• WHAT THE EXERCISE ASKS
Please state how many lines below include the word "JSON"; the reply should be the number only.

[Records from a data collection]
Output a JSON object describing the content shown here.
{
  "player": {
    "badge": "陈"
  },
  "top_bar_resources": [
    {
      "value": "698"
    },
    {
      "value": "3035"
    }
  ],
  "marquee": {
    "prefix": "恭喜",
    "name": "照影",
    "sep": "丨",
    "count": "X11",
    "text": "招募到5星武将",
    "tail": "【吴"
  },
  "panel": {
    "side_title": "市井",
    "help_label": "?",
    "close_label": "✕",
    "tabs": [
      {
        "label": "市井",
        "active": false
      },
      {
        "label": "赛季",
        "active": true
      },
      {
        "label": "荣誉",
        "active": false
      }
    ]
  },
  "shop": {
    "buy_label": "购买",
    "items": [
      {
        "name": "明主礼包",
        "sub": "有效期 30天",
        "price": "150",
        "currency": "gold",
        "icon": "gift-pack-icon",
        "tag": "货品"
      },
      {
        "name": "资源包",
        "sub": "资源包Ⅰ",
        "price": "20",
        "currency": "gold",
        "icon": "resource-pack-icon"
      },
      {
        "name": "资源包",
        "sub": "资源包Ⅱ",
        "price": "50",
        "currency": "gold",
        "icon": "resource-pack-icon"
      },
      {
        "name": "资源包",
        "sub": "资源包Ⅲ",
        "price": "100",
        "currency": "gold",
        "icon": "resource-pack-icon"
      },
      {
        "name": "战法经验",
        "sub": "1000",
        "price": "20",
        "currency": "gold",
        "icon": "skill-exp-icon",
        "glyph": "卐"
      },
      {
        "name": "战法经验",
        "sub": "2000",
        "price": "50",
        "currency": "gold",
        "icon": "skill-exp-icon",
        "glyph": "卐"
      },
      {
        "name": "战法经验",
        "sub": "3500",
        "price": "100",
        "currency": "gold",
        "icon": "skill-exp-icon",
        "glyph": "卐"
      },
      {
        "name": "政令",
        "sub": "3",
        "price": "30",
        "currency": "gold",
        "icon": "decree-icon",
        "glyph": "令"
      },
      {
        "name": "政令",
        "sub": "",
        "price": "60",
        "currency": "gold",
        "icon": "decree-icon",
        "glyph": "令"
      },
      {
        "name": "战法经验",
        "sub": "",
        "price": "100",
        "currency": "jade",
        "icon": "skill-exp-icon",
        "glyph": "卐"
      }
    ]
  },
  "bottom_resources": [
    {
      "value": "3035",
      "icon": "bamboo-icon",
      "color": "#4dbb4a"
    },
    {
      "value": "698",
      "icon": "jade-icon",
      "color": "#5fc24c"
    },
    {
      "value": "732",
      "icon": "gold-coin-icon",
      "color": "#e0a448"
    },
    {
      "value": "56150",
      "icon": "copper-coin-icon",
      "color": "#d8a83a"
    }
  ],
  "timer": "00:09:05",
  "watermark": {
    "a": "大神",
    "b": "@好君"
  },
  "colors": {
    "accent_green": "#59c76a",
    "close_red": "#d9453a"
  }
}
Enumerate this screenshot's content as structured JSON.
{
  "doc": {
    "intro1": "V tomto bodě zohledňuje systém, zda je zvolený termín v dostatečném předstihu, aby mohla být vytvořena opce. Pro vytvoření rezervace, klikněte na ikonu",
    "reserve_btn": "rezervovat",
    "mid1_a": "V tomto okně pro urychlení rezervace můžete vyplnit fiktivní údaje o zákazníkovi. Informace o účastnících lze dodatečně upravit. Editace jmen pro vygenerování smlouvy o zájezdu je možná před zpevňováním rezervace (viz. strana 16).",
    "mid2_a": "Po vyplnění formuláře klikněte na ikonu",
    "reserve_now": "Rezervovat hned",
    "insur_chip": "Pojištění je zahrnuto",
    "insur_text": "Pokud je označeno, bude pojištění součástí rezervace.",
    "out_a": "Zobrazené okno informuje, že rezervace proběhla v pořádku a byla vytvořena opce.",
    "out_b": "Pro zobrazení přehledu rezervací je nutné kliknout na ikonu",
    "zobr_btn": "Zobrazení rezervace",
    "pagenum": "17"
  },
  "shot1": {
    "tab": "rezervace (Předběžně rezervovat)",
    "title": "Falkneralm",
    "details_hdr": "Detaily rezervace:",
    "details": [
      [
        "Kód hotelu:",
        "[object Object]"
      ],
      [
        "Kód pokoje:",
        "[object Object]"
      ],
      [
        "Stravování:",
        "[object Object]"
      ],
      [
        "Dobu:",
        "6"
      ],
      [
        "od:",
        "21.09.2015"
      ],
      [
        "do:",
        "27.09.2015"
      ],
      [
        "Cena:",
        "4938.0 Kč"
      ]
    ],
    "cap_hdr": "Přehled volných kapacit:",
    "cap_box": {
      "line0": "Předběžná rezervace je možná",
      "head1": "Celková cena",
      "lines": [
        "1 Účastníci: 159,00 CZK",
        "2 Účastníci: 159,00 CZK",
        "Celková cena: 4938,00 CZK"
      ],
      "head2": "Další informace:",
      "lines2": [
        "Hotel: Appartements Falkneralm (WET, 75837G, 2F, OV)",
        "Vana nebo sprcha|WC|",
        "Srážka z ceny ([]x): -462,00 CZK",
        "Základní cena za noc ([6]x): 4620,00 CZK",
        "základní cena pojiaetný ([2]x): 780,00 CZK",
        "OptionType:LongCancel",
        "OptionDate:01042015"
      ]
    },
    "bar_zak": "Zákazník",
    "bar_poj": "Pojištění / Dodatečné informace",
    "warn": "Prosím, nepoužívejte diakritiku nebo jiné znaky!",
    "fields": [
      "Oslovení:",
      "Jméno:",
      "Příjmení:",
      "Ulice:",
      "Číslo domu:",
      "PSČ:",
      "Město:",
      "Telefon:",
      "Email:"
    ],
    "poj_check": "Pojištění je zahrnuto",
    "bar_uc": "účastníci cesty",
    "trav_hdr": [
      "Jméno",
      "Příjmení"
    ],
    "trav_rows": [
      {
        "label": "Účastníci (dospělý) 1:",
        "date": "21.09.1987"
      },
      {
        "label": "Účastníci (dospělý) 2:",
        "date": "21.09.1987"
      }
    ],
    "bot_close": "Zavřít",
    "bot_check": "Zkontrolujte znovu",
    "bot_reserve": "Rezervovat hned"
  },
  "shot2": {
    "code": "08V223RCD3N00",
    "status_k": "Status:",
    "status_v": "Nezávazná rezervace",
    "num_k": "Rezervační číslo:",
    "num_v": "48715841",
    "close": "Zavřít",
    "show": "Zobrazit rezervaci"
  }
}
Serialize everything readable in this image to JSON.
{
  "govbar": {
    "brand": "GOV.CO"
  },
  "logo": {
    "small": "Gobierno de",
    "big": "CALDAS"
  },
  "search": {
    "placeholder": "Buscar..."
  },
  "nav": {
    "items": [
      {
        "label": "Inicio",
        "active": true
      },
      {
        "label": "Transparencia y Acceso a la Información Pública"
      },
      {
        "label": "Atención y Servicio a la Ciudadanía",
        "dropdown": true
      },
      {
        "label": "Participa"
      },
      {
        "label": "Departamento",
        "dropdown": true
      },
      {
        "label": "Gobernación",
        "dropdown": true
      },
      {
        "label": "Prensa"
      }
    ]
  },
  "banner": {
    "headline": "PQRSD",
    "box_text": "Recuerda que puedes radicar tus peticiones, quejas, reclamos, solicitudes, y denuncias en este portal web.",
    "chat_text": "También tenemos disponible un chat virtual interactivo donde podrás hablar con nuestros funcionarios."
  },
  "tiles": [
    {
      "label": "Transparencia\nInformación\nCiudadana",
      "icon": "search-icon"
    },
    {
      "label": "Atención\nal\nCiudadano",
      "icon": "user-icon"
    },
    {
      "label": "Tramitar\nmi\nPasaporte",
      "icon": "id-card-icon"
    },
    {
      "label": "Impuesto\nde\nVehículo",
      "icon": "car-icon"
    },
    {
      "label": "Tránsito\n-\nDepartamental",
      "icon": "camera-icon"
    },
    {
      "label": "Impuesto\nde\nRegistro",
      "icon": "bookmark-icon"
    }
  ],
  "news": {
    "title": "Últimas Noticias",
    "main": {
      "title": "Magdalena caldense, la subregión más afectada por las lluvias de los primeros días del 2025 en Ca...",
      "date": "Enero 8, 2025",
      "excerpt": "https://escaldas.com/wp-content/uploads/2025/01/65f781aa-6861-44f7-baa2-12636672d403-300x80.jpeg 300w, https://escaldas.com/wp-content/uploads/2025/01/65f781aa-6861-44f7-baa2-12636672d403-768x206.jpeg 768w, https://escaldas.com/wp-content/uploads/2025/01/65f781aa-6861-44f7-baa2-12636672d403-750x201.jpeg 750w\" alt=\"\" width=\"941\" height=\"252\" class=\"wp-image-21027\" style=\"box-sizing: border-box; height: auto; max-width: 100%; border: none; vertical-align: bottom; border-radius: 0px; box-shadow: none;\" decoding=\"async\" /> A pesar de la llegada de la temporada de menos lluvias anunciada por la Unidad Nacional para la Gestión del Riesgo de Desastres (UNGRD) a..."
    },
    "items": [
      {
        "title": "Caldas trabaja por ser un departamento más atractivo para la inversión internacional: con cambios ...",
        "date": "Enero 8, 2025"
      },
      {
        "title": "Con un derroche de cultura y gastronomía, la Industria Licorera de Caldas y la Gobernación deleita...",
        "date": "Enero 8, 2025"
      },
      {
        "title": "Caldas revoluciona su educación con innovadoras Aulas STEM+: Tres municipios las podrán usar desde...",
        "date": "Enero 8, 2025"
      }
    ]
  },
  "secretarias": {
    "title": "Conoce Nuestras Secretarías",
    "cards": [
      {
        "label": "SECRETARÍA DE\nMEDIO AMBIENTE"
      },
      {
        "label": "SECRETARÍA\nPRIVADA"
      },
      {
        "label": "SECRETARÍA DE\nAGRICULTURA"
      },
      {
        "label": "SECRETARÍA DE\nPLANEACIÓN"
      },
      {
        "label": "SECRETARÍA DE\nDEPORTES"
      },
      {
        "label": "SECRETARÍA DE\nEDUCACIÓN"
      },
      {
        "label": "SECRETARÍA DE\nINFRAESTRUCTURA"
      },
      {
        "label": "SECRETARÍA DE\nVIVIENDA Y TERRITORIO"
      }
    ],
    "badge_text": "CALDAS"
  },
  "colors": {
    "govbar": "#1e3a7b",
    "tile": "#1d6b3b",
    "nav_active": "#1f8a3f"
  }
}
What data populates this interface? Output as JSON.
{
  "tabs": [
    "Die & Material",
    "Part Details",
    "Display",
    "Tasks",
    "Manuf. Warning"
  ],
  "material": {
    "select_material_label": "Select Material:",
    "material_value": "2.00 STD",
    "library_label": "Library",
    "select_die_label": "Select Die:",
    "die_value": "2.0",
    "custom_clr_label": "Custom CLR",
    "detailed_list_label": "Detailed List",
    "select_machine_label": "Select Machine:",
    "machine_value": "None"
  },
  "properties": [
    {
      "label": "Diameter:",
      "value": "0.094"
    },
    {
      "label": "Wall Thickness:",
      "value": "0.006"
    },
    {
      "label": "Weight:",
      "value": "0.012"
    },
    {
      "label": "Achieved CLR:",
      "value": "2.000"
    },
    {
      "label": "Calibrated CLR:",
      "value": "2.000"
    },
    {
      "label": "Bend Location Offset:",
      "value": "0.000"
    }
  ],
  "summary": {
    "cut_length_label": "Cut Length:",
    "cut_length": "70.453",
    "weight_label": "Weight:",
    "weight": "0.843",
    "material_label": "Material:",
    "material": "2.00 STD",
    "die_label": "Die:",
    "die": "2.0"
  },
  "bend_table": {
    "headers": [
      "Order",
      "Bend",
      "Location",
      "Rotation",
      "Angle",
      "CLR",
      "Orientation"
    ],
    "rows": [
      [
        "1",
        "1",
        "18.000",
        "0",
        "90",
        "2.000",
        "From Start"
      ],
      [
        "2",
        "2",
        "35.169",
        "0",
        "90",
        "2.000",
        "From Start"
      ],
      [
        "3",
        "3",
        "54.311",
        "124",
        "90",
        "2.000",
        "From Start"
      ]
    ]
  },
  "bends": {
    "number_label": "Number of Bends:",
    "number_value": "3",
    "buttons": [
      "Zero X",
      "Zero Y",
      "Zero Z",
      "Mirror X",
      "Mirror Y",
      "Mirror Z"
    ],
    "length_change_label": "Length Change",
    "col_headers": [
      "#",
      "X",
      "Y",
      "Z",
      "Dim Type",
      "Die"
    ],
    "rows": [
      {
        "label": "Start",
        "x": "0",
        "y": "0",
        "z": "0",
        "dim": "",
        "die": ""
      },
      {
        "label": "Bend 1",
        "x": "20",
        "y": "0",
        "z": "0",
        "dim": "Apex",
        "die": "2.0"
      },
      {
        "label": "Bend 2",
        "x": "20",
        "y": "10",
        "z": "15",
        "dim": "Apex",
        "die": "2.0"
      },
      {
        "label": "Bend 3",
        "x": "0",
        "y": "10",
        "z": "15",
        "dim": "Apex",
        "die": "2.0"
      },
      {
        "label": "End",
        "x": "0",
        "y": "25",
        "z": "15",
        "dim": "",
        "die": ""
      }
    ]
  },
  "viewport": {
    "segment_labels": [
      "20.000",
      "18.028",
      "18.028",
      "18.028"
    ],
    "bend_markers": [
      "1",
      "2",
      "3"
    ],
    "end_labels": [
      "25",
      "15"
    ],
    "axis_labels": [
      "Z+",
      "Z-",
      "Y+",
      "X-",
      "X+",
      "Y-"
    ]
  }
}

• ANSWER SPACE
4